I was a holdout. For three years, I used the magnificent iPhone 4S as my trusty telephone. When I upgraded from a feature-phone Nokia handset to an iPhone 4S, all the things I could do made me forget how I did without a smartphone: get all your emails on-the-go, use the decent web-browser to do tasks if a computer wasn’t around, keep yourself completely amused in all idle moments.
A week ago, I picked up the Ridiculously Big iPhone® and it is also one of those products that I already can’t remember how I did without.
My 4S really complimented an iPad well for some tasks: where the phone could send a quick message, the tablet could comfortably guide you through a book.
This 6 Plus, on the other hand, does not play so well with an iPad. It demands use, because as big as it is, it does fit in your pocket … barely, it has a screen that is just shorter than the iPad is wide, and it always has Internet connection (and to connect your iPad to 4G is quite pricey). It’ll send your quick message and then guide you through that book as you quickly switch to your train-ticket app, or whatever else it is you do.
Any media shines on the 6 Plus: it’s in your pocket, so you can play music; it has a massive screen, so you can play games or browse the web or read a book; the portrait keyboard is well-suited to two-handed use, so you needn’t shy from heavy-input use …
But there’s one thing that totally sucks about the 6 Plus.
Checking the time.
Oh I know, the humanity, you’re walking somewhere to do some lovely fun activity or something and you want to check if you’re late and you have to pull out a 5.5 inch telephone to find out.
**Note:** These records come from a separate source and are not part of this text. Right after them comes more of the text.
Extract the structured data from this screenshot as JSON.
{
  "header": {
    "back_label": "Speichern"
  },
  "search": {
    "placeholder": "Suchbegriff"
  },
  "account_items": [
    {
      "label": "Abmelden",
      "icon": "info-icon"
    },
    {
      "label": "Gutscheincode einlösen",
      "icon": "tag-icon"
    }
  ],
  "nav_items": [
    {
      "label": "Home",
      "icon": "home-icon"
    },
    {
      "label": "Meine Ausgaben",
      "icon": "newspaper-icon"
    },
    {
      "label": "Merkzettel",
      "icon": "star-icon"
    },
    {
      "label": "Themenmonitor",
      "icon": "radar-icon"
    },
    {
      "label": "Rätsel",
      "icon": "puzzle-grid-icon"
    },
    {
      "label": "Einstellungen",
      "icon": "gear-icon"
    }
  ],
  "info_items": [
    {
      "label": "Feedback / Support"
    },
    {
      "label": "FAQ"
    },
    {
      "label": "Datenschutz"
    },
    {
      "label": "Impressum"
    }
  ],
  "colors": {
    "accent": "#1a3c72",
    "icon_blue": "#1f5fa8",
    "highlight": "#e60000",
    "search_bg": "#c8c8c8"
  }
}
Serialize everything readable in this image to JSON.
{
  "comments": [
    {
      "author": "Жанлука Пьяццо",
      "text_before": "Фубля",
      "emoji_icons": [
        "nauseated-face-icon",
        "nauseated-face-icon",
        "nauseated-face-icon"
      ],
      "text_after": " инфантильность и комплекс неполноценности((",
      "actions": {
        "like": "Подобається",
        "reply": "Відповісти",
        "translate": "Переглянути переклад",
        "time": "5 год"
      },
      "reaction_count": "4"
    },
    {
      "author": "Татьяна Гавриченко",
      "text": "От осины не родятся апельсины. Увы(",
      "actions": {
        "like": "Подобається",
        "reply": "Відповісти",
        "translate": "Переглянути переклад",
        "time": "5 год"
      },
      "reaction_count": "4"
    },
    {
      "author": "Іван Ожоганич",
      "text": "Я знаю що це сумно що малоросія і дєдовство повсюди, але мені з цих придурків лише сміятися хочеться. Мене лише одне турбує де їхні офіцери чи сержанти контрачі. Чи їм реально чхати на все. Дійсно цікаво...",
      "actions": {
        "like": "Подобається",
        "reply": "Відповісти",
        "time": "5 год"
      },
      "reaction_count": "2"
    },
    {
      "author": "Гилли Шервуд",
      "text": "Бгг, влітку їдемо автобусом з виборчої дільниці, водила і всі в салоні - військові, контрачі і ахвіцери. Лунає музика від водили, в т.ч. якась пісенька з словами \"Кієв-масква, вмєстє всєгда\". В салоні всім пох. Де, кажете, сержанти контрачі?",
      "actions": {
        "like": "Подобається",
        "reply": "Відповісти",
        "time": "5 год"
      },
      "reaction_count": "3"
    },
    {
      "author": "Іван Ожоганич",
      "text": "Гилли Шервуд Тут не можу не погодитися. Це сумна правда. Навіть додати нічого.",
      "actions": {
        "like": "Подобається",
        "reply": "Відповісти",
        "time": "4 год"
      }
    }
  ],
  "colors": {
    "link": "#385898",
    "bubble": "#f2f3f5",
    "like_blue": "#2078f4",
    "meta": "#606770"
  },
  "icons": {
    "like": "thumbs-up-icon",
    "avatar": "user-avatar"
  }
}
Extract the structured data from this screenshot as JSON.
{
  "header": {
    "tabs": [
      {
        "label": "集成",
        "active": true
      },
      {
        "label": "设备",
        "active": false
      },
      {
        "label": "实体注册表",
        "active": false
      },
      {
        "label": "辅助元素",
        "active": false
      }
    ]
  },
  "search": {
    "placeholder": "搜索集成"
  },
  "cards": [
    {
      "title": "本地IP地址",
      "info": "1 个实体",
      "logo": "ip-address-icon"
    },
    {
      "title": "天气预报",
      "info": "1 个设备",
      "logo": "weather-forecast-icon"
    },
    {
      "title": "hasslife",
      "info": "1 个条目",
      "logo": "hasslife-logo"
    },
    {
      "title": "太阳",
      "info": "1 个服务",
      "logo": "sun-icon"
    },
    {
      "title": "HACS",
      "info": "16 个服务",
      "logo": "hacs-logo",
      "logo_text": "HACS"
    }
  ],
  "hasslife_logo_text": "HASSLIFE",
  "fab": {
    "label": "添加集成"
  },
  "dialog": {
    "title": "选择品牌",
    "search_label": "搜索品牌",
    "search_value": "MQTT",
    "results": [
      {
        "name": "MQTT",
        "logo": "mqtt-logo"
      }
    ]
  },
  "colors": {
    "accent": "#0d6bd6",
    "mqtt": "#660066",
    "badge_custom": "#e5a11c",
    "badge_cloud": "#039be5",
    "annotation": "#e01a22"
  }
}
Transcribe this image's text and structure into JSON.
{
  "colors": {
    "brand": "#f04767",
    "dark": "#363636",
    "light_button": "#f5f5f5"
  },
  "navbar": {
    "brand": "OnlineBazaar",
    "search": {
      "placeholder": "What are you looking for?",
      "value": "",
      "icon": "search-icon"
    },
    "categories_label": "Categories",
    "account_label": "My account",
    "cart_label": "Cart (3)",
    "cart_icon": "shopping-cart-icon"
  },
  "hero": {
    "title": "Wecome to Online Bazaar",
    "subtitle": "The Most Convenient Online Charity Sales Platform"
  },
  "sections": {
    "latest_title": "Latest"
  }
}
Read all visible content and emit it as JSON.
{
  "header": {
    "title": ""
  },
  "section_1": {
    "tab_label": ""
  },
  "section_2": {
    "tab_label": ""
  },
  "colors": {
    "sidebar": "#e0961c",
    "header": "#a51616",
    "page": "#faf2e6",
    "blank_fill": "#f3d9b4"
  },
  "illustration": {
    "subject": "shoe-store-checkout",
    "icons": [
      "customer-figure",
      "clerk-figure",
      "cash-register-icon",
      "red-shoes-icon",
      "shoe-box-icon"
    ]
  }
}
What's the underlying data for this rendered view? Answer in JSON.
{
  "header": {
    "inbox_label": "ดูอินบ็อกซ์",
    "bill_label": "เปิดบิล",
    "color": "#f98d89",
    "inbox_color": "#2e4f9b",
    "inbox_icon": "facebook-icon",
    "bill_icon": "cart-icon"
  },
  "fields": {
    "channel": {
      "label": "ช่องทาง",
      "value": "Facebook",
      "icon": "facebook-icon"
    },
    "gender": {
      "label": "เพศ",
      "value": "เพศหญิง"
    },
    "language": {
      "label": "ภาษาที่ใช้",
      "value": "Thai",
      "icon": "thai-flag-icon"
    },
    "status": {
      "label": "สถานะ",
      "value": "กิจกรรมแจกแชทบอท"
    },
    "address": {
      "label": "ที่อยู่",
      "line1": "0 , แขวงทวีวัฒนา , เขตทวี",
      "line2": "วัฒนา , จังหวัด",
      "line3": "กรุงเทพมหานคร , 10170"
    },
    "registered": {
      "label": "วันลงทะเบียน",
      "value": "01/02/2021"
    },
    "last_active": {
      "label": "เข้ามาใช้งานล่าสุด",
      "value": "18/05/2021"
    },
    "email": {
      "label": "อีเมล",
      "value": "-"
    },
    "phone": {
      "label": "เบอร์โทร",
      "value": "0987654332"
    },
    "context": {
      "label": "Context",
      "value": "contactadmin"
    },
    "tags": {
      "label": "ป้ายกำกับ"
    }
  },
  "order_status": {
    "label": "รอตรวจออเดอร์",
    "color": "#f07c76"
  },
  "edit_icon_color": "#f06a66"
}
How hard.
But seriously, this device isn’t great for glance-able information, using it demands attention.
But Apple has no need to create the need for a product category which involves glance-able information.